Though differing so much among themselves, there are affinities between certain articles of the class, which might serve to arrange them in subdivisions, having, to a considerable extent, a common therapeutic basis. They might thus be arranged in groups, of which one would contain alcohol and ether, another opium, extract of hemp, lactucarium, and hyoscyamus, and a third belladonna and stramonium; the other individuals of the class remaining isolated. By considering them successively according to these relations, we may, sufficiently for practical purposes, fix in the recollection of the student the resemblances referred to.

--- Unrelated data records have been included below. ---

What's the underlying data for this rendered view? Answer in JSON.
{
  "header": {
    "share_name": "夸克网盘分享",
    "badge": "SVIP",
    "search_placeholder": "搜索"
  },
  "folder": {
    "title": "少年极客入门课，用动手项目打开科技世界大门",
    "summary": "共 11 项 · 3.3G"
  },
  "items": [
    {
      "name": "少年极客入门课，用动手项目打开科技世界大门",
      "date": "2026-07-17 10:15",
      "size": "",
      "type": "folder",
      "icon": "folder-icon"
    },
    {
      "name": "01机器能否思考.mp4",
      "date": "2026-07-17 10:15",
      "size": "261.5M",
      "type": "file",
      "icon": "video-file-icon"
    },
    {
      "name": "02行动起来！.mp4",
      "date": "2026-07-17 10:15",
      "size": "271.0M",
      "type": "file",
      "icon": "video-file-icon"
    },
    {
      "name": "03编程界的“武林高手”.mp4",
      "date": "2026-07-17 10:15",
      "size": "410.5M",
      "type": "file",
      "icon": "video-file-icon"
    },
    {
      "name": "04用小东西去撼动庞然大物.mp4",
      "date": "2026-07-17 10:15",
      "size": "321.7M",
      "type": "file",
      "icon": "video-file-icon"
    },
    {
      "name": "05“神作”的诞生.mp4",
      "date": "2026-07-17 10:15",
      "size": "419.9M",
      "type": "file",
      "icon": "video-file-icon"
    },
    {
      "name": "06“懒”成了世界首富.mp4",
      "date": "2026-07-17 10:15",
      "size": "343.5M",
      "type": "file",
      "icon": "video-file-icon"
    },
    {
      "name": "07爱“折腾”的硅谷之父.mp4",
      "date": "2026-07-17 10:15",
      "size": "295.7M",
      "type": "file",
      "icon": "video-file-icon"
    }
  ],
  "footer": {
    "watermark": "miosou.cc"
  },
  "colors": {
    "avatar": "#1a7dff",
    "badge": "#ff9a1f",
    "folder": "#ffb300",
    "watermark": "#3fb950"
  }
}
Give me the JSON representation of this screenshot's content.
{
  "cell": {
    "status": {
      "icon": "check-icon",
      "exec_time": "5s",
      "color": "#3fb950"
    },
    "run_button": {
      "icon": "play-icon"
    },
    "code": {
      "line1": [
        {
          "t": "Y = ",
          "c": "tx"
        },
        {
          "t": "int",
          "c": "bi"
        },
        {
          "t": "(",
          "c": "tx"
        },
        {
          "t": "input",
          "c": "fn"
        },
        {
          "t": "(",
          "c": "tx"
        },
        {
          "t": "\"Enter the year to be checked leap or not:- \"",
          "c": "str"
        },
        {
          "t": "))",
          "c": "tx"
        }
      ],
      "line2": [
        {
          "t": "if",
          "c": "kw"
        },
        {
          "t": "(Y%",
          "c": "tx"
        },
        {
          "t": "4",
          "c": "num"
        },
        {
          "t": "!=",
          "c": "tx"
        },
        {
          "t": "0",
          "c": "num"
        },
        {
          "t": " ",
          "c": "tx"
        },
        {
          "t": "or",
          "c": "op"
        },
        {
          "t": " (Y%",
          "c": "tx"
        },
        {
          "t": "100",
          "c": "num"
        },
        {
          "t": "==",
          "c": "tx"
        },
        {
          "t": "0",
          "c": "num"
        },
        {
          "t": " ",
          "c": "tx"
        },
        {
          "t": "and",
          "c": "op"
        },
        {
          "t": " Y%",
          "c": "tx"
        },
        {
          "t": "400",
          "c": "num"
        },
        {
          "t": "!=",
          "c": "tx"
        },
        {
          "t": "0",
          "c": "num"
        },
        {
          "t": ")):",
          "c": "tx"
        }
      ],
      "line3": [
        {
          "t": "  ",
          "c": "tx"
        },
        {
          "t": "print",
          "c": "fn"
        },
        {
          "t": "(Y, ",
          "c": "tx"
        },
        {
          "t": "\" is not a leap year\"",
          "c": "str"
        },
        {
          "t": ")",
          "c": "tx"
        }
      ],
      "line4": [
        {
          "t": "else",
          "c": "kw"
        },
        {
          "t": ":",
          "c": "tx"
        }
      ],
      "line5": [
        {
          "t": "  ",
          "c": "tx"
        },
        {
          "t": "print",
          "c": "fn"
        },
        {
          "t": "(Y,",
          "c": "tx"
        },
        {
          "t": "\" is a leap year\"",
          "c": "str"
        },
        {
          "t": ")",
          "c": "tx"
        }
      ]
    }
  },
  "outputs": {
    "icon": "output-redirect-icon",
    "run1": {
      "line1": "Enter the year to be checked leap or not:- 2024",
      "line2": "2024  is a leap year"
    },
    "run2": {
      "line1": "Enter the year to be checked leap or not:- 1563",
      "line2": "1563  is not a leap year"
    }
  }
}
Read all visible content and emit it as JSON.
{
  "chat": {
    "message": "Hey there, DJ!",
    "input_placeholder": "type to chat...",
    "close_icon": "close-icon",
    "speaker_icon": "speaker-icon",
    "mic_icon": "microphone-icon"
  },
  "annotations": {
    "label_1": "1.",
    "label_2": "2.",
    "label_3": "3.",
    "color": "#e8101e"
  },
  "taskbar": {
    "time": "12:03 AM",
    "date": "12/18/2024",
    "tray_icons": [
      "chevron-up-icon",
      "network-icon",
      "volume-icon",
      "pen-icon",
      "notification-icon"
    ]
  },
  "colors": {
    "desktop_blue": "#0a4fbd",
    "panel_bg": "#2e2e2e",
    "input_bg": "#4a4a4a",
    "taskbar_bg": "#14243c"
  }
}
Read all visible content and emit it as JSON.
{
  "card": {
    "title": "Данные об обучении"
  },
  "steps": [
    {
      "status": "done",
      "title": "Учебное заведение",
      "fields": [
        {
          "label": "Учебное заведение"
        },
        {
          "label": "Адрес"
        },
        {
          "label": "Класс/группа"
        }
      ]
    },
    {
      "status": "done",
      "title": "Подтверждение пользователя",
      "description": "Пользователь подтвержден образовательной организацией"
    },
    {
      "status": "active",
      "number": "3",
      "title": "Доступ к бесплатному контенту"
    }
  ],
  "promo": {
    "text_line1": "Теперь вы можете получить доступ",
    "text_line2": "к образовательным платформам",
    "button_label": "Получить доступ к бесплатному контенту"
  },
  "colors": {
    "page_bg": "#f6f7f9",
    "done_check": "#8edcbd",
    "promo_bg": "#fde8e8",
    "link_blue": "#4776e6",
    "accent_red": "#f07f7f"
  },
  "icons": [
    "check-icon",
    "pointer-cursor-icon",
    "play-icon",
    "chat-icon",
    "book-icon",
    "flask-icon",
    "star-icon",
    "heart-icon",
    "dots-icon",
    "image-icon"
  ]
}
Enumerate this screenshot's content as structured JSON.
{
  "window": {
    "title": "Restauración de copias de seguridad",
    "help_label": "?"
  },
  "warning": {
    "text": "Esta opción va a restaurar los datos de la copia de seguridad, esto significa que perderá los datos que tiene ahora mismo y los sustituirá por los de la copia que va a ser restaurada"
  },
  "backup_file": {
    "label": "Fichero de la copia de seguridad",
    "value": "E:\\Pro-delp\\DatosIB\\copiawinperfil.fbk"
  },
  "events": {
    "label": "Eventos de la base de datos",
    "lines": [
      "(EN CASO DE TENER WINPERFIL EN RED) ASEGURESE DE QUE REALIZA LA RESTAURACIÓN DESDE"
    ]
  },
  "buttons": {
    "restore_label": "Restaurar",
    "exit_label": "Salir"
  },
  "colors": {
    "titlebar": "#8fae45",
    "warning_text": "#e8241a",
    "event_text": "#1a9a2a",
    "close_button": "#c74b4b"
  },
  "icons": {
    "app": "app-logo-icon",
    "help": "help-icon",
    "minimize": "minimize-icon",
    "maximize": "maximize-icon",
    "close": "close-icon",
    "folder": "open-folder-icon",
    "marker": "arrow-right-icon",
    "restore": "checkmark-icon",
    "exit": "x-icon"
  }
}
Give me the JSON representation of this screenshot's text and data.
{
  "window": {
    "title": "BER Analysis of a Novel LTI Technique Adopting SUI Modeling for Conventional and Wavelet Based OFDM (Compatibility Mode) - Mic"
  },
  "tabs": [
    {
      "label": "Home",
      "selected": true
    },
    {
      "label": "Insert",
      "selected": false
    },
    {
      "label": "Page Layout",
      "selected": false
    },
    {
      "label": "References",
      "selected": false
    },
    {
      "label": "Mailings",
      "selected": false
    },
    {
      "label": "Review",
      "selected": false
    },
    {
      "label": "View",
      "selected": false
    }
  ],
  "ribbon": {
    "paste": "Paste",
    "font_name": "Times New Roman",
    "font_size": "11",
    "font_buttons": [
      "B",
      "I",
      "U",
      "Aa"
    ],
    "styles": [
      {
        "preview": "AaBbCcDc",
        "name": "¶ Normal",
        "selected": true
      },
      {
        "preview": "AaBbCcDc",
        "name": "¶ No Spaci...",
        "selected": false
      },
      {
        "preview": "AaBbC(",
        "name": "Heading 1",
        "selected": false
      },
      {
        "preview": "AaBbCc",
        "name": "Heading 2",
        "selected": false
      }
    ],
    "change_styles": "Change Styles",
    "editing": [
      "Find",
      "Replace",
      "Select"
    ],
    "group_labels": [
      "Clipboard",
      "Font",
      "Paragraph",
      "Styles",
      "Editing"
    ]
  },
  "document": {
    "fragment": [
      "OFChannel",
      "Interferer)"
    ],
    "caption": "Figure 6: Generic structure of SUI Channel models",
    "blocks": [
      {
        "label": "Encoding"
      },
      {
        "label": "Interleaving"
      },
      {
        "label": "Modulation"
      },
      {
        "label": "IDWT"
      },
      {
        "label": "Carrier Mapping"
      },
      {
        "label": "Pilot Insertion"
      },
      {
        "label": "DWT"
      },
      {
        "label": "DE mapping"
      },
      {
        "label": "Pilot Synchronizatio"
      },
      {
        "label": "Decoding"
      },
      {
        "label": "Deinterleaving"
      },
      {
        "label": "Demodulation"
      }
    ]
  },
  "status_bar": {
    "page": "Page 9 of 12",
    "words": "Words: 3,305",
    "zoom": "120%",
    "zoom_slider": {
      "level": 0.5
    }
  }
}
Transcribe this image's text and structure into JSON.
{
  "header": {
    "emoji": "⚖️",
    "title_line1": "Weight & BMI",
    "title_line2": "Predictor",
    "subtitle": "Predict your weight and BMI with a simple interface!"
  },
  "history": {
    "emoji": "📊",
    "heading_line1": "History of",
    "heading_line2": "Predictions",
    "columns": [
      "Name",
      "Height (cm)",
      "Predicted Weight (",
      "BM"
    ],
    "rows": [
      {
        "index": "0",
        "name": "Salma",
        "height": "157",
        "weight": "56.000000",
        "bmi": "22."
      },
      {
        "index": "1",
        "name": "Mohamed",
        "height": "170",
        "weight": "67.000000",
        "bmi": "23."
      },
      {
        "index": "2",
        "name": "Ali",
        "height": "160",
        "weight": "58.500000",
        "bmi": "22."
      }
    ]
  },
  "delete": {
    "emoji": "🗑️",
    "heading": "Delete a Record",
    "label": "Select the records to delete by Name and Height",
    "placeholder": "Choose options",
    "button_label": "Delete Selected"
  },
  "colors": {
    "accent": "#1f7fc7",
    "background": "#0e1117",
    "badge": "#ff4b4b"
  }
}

Before proceeding to a general account of the mode of operation, and therapeutic properties of the class, it will serve to prepare the way, if we dwell for a short time on certain peculiarities in cerebral pathology, which, if not understood, will inevitably lead into great confusion. It is a well-established fact, that opposite morbid conditions of the brain, or parts of it, express themselves by similar phenomena; and the law probably holds true of the nervous centres universally. Pain and other morbid sensations, spasm and other forms of irregular muscular action, delirium partial or complete, mild or severe, chronic or acute, and every grade of stupor, from slight drowsiness to the deepest coma, may all arise, and frequently do arise, from the two opposite affections of irritation and depression of the cerebral centres. For proofs of this, and for an explanation, which, in the opinion of the author, may serve to reconcile the apparent contradiction, readers are referred to the article on functional diseases of the brain in his work on the Practice of Medicine. It would occupy more space than could be spared to repeat them here. But the application of this fact to the subject now before us is of great practical importance. From a certain similarity in their obvious effects, medicines essentially different in character have been associated together in the minds of writers and practitioners, and been considered as nearly identical in nature, so that they might be interchangeably employed under the same circumstances, without disadvantage.Now, as opposite morbid causes, acting on the same cerebral centres, may produce the same morbid phenomena; as, for example, insufficiency and excess of blood in the brain may either of them produce delirium, coma, and convulsions; it follows necessarily that medicines, which in excess are always morbid causes, may also, though really opposite in character, give rise to closely resembling, if not identical symptoms. Thus, of the medicines usually ranked together as narcotic, because they produce the common effect of stupor, some operate as direct stimulants, others as direct sedatives to the nervous centres; and it will be readily understood that, if such medicines are used remedially, under the impression that they are identical in character, the most serious consequences might ensue. Opium is stimulant to the nervous centres, aconite is sedative : but both in over-doses are capable of producing coma. In a case of active congestion of the brain, in which the latter may be useful, the former could do only injury; and vice versa. To administer them, therefore, indiscriminately, because of their common stupefying effect, would be a grievous error. But a case more in point, because there is reason to think that attention has not yet been sufficiently called to it, is that of ether and chloroform. Both of these are powerful anaesthetic agents; and, under the impression that their mode of action is essentially identical, they have been used and recommended in similar cases, with little discrimination. The one is, in fact, a most energetic cerebral stimulant. the other an equally powerful cerebral sedative : is it, therefore, surprising that, used indiscriminately, one of them at least should have occasioned so fearful an amount of mortality? The importance of guarding against such a therapeutic error is, it appears to me, an irrefragable argument in favour of the division I have made of the narcotic medicines into classes, founded not on phenomena which are readily misinterpreted, but on their real physiological influence on the brain, and the general system.